> Brief
Scan the lines below; pull out those with "name".

*** Data supplied ***

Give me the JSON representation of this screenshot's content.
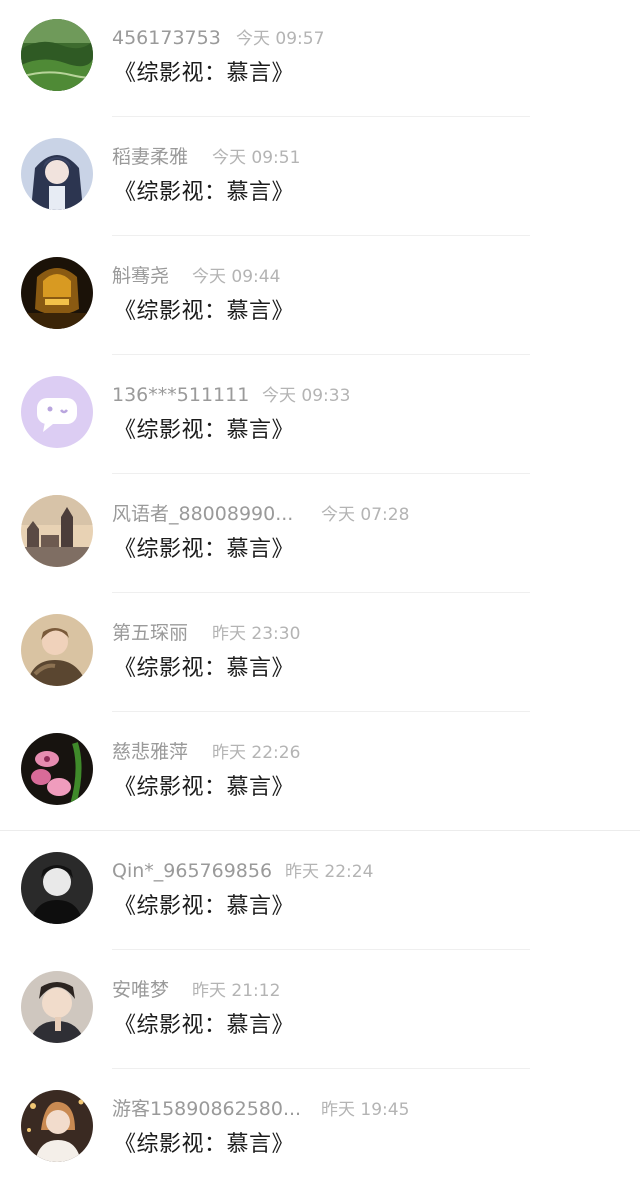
{
  "messages": [
    {
      "name": "456173753",
      "time": "今天 09:57",
      "text": "《综影视：慕言》",
      "avatar": "green-landscape"
    },
    {
      "name": "稻妻柔雅",
      "time": "今天 09:51",
      "text": "《综影视：慕言》",
      "avatar": "anime-girl"
    },
    {
      "name": "斛骞尧",
      "time": "今天 09:44",
      "text": "《综影视：慕言》",
      "avatar": "gold-helmet"
    },
    {
      "name": "136***511111",
      "time": "今天 09:33",
      "text": "《综影视：慕言》",
      "avatar": "chat-bubble-default"
    },
    {
      "name": "风语者_88008990...",
      "time": "今天 07:28",
      "text": "《综影视：慕言》",
      "avatar": "castle-city"
    },
    {
      "name": "第五琛丽",
      "time": "昨天 23:30",
      "text": "《综影视：慕言》",
      "avatar": "woman-fur-coat"
    },
    {
      "name": "慈悲雅萍",
      "time": "昨天 22:26",
      "text": "《综影视：慕言》",
      "avatar": "pink-orchid"
    },
    {
      "name": "Qin*_965769856",
      "time": "昨天 22:24",
      "text": "《综影视：慕言》",
      "avatar": "bw-portrait"
    },
    {
      "name": "安唯梦",
      "time": "昨天 21:12",
      "text": "《综影视：慕言》",
      "avatar": "man-portrait"
    },
    {
      "name": "游客15890862580...",
      "time": "昨天 19:45",
      "text": "《综影视：慕言》",
      "avatar": "woman-night"
    }
  ]
}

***

> Exercise output
      "name": "456173753",
      "name": "稻妻柔雅",
      "name": "斛骞尧",
      "name": "136***511111",
      "name": "风语者_88008990...",
      "name": "第五琛丽",
      "name": "慈悲雅萍",
      "name": "Qin*_965769856",
      "name": "安唯梦",
      "name": "游客15890862580...",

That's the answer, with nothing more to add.